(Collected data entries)
-- Opening Marker --

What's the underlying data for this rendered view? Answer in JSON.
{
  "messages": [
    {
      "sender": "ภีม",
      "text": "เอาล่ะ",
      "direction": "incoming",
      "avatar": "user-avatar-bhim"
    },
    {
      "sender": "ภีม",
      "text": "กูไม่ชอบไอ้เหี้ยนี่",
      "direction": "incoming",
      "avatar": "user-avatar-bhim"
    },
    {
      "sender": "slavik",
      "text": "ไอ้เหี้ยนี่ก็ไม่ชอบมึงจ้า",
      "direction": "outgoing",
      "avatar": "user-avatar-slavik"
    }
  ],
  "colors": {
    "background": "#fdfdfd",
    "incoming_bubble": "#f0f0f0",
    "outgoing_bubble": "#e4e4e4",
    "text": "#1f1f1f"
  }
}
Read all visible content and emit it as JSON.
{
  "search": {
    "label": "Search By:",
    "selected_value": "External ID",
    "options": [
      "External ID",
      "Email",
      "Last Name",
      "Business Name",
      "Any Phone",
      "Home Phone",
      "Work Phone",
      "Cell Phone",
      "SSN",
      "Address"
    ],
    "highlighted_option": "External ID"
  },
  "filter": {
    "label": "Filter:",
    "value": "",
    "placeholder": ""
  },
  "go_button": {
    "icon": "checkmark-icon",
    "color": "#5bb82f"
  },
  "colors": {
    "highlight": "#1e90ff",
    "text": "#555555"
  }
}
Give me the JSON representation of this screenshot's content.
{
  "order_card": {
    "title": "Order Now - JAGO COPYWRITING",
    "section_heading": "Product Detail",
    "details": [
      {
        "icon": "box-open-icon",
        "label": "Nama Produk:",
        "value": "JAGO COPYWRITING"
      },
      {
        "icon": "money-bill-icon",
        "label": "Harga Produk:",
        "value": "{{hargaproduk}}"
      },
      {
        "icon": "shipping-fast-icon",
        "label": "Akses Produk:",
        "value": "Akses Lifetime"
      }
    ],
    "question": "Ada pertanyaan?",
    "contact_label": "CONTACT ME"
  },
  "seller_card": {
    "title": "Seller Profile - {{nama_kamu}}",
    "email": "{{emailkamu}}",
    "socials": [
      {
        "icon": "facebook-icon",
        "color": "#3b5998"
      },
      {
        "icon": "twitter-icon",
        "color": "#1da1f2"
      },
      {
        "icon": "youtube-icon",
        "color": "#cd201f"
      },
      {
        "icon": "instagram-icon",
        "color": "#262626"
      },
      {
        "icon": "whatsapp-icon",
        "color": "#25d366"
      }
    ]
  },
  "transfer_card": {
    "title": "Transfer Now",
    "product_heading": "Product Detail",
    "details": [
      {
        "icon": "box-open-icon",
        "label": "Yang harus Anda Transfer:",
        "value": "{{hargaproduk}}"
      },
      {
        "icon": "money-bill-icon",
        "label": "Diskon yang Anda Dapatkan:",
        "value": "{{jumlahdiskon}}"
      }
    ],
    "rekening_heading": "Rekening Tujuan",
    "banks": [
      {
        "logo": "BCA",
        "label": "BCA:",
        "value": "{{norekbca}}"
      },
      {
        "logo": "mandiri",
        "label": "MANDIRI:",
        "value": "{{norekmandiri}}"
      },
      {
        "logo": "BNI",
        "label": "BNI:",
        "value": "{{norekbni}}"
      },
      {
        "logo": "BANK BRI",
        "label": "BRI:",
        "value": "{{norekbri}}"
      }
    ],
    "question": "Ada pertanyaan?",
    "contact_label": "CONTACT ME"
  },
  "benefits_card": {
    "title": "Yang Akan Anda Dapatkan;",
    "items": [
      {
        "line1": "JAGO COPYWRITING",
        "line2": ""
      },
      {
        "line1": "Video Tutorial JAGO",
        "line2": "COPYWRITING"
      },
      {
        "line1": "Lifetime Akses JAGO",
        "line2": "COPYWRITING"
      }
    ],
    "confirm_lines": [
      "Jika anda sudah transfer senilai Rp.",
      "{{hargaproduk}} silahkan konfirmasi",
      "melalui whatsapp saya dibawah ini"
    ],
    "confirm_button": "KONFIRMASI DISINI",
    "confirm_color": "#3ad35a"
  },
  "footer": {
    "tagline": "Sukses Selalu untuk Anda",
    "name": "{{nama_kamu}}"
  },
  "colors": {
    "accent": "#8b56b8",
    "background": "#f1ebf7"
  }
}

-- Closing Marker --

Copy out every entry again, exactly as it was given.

== Answer space ==
What's the underlying data for this rendered view? Answer in JSON.
{
  "messages": [
    {
      "sender": "ภีม",
      "text": "เอาล่ะ",
      "direction": "incoming",
      "avatar": "user-avatar-bhim"
    },
    {
      "sender": "ภีม",
      "text": "กูไม่ชอบไอ้เหี้ยนี่",
      "direction": "incoming",
      "avatar": "user-avatar-bhim"
    },
    {
      "sender": "slavik",
      "text": "ไอ้เหี้ยนี่ก็ไม่ชอบมึงจ้า",
      "direction": "outgoing",
      "avatar": "user-avatar-slavik"
    }
  ],
  "colors": {
    "background": "#fdfdfd",
    "incoming_bubble": "#f0f0f0",
    "outgoing_bubble": "#e4e4e4",
    "text": "#1f1f1f"
  }
}
Read all visible content and emit it as JSON.
{
  "search": {
    "label": "Search By:",
    "selected_value": "External ID",
    "options": [
      "External ID",
      "Email",
      "Last Name",
      "Business Name",
      "Any Phone",
      "Home Phone",
      "Work Phone",
      "Cell Phone",
      "SSN",
      "Address"
    ],
    "highlighted_option": "External ID"
  },
  "filter": {
    "label": "Filter:",
    "value": "",
    "placeholder": ""
  },
  "go_button": {
    "icon": "checkmark-icon",
    "color": "#5bb82f"
  },
  "colors": {
    "highlight": "#1e90ff",
    "text": "#555555"
  }
}
Give me the JSON representation of this screenshot's content.
{
  "order_card": {
    "title": "Order Now - JAGO COPYWRITING",
    "section_heading": "Product Detail",
    "details": [
      {
        "icon": "box-open-icon",
        "label": "Nama Produk:",
        "value": "JAGO COPYWRITING"
      },
      {
        "icon": "money-bill-icon",
        "label": "Harga Produk:",
        "value": "{{hargaproduk}}"
      },
      {
        "icon": "shipping-fast-icon",
        "label": "Akses Produk:",
        "value": "Akses Lifetime"
      }
    ],
    "question": "Ada pertanyaan?",
    "contact_label": "CONTACT ME"
  },
  "seller_card": {
    "title": "Seller Profile - {{nama_kamu}}",
    "email": "{{emailkamu}}",
    "socials": [
      {
        "icon": "facebook-icon",
        "color": "#3b5998"
      },
      {
        "icon": "twitter-icon",
        "color": "#1da1f2"
      },
      {
        "icon": "youtube-icon",
        "color": "#cd201f"
      },
      {
        "icon": "instagram-icon",
        "color": "#262626"
      },
      {
        "icon": "whatsapp-icon",
        "color": "#25d366"
      }
    ]
  },
  "transfer_card": {
    "title": "Transfer Now",
    "product_heading": "Product Detail",
    "details": [
      {
        "icon": "box-open-icon",
        "label": "Yang harus Anda Transfer:",
        "value": "{{hargaproduk}}"
      },
      {
        "icon": "money-bill-icon",
        "label": "Diskon yang Anda Dapatkan:",
        "value": "{{jumlahdiskon}}"
      }
    ],
    "rekening_heading": "Rekening Tujuan",
    "banks": [
      {
        "logo": "BCA",
        "label": "BCA:",
        "value": "{{norekbca}}"
      },
      {
        "logo": "mandiri",
        "label": "MANDIRI:",
        "value": "{{norekmandiri}}"
      },
      {
        "logo": "BNI",
        "label": "BNI:",
        "value": "{{norekbni}}"
      },
      {
        "logo": "BANK BRI",
        "label": "BRI:",
        "value": "{{norekbri}}"
      }
    ],
    "question": "Ada pertanyaan?",
    "contact_label": "CONTACT ME"
  },
  "benefits_card": {
    "title": "Yang Akan Anda Dapatkan;",
    "items": [
      {
        "line1": "JAGO COPYWRITING",
        "line2": ""
      },
      {
        "line1": "Video Tutorial JAGO",
        "line2": "COPYWRITING"
      },
      {
        "line1": "Lifetime Akses JAGO",
        "line2": "COPYWRITING"
      }
    ],
    "confirm_lines": [
      "Jika anda sudah transfer senilai Rp.",
      "{{hargaproduk}} silahkan konfirmasi",
      "melalui whatsapp saya dibawah ini"
    ],
    "confirm_button": "KONFIRMASI DISINI",
    "confirm_color": "#3ad35a"
  },
  "footer": {
    "tagline": "Sukses Selalu untuk Anda",
    "name": "{{nama_kamu}}"
  },
  "colors": {
    "accent": "#8b56b8",
    "background": "#f1ebf7"
  }
}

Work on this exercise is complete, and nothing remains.